◆ Source records ◆

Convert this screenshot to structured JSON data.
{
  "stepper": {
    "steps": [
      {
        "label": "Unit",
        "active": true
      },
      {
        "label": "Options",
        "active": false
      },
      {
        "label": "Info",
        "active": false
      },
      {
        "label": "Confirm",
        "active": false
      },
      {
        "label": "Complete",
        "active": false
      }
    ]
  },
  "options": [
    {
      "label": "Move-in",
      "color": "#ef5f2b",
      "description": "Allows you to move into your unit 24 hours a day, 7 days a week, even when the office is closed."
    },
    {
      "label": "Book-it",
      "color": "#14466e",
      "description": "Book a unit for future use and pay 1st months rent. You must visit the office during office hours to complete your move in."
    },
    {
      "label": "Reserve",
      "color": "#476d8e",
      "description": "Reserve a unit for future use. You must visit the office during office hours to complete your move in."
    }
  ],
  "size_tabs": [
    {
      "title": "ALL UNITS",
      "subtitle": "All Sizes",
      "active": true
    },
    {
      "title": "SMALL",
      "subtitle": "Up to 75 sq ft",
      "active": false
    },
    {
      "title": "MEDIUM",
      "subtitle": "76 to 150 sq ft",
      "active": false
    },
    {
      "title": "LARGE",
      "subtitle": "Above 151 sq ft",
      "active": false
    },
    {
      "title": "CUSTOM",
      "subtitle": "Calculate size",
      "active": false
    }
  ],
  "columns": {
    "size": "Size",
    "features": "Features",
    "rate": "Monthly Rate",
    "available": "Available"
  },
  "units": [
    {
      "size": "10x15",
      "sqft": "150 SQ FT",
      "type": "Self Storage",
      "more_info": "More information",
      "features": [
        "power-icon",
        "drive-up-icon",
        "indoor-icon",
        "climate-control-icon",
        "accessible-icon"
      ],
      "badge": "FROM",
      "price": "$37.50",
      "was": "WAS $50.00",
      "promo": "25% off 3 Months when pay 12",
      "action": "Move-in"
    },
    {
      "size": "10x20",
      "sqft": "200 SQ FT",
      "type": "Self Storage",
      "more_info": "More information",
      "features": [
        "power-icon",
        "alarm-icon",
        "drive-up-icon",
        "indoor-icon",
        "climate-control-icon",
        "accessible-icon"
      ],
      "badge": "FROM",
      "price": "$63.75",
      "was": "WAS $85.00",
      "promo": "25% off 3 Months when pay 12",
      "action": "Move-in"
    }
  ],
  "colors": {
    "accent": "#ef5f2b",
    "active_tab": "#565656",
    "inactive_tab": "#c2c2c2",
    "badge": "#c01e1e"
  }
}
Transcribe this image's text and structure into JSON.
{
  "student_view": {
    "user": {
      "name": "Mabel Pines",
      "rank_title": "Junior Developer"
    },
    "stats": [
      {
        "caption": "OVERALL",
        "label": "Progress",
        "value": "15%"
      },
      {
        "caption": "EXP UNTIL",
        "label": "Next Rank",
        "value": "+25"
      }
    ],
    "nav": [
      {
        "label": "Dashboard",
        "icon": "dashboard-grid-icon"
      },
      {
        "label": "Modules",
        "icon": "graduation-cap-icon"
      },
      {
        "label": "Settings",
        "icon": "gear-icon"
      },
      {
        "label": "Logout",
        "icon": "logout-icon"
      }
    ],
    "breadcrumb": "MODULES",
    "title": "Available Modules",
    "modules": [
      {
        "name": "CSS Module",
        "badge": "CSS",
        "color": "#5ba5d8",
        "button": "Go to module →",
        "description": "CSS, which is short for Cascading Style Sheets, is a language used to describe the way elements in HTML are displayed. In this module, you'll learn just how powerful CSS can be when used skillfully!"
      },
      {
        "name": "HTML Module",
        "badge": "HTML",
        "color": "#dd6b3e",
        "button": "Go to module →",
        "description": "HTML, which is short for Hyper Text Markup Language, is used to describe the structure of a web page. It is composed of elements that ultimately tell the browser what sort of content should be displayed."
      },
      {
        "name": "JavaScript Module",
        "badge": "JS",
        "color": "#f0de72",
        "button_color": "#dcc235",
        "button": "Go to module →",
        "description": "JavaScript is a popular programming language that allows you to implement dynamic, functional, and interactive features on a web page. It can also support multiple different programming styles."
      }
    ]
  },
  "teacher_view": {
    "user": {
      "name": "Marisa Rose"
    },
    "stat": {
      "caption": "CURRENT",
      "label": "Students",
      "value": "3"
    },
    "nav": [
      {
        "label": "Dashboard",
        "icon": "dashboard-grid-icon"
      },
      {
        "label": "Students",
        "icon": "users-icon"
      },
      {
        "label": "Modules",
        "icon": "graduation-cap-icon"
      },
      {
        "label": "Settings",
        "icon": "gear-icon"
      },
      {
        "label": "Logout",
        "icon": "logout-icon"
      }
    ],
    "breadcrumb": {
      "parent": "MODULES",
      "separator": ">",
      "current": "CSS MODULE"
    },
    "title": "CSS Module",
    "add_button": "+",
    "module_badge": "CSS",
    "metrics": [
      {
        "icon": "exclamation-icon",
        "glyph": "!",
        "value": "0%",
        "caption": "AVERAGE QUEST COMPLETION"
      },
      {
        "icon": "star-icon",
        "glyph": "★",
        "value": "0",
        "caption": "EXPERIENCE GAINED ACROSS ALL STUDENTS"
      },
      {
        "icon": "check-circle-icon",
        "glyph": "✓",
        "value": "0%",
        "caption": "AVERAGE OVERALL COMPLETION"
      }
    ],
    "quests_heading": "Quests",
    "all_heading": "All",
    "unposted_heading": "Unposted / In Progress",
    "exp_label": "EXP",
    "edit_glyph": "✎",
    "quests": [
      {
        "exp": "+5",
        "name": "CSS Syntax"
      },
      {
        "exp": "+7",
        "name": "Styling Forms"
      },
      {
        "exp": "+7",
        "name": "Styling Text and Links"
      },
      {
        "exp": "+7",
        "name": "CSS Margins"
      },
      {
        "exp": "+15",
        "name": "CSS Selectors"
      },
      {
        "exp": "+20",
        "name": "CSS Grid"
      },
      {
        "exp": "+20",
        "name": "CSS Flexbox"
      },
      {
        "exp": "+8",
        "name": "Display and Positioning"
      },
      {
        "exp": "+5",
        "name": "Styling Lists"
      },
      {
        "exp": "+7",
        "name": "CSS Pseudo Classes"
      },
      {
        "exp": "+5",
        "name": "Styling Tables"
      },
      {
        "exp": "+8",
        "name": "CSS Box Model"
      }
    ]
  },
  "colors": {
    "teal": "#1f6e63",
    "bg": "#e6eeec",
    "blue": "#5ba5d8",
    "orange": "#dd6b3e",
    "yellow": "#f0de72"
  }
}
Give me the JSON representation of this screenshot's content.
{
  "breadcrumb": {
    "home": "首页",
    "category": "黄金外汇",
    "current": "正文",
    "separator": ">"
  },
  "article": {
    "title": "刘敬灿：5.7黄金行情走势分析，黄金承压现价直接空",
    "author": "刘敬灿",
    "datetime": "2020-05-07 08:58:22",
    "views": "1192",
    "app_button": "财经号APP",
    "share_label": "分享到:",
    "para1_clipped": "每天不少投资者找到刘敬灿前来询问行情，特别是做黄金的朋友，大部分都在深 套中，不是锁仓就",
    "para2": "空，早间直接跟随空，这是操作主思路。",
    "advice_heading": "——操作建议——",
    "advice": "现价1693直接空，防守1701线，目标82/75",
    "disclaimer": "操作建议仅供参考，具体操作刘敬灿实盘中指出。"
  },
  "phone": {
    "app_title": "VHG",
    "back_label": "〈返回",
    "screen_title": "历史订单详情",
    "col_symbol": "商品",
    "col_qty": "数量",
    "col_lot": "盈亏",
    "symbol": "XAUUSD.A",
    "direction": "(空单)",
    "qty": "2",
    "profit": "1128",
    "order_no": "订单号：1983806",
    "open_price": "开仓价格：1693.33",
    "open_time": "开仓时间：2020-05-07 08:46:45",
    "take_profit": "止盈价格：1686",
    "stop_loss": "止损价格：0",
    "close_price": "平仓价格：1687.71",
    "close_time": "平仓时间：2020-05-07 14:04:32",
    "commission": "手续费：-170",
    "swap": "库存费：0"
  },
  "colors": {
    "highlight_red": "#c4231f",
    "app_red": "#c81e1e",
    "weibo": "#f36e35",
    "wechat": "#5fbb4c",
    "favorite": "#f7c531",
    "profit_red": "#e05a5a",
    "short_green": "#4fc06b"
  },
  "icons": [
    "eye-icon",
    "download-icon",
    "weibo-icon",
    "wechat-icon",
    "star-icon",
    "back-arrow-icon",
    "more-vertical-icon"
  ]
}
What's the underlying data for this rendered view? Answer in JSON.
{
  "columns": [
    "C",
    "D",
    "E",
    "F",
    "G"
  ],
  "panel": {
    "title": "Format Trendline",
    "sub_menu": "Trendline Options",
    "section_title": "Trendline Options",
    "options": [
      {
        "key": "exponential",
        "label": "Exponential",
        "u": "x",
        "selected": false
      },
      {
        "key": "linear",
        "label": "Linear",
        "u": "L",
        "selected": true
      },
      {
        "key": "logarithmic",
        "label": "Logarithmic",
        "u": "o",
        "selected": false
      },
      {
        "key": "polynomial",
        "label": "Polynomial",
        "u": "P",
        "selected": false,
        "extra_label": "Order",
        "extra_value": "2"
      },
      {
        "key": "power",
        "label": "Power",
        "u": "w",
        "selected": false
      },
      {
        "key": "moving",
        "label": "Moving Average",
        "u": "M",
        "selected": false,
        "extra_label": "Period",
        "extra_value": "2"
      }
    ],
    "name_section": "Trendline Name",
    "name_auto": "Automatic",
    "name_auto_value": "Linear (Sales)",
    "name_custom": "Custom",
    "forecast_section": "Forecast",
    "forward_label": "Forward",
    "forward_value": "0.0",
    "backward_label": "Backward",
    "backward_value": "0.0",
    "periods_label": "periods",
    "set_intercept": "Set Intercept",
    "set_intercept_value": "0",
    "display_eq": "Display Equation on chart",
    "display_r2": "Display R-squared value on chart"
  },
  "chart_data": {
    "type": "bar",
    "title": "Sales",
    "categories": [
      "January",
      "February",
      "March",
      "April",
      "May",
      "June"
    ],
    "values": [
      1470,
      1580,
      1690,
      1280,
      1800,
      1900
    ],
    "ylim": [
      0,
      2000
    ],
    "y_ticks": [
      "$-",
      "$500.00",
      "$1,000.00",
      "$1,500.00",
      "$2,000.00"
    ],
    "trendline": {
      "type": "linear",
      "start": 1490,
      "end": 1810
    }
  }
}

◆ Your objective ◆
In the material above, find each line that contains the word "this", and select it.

◆ Finished task ◆
Convert this screenshot to structured JSON data.
Transcribe this image's text and structure into JSON.
        "description": "CSS, which is short for Cascading Style Sheets, is a language used to describe the way elements in HTML are displayed. In this module, you'll learn just how powerful CSS can be when used skillfully!"
Give me the JSON representation of this screenshot's content.
What's the underlying data for this rendered view? Answer in JSON.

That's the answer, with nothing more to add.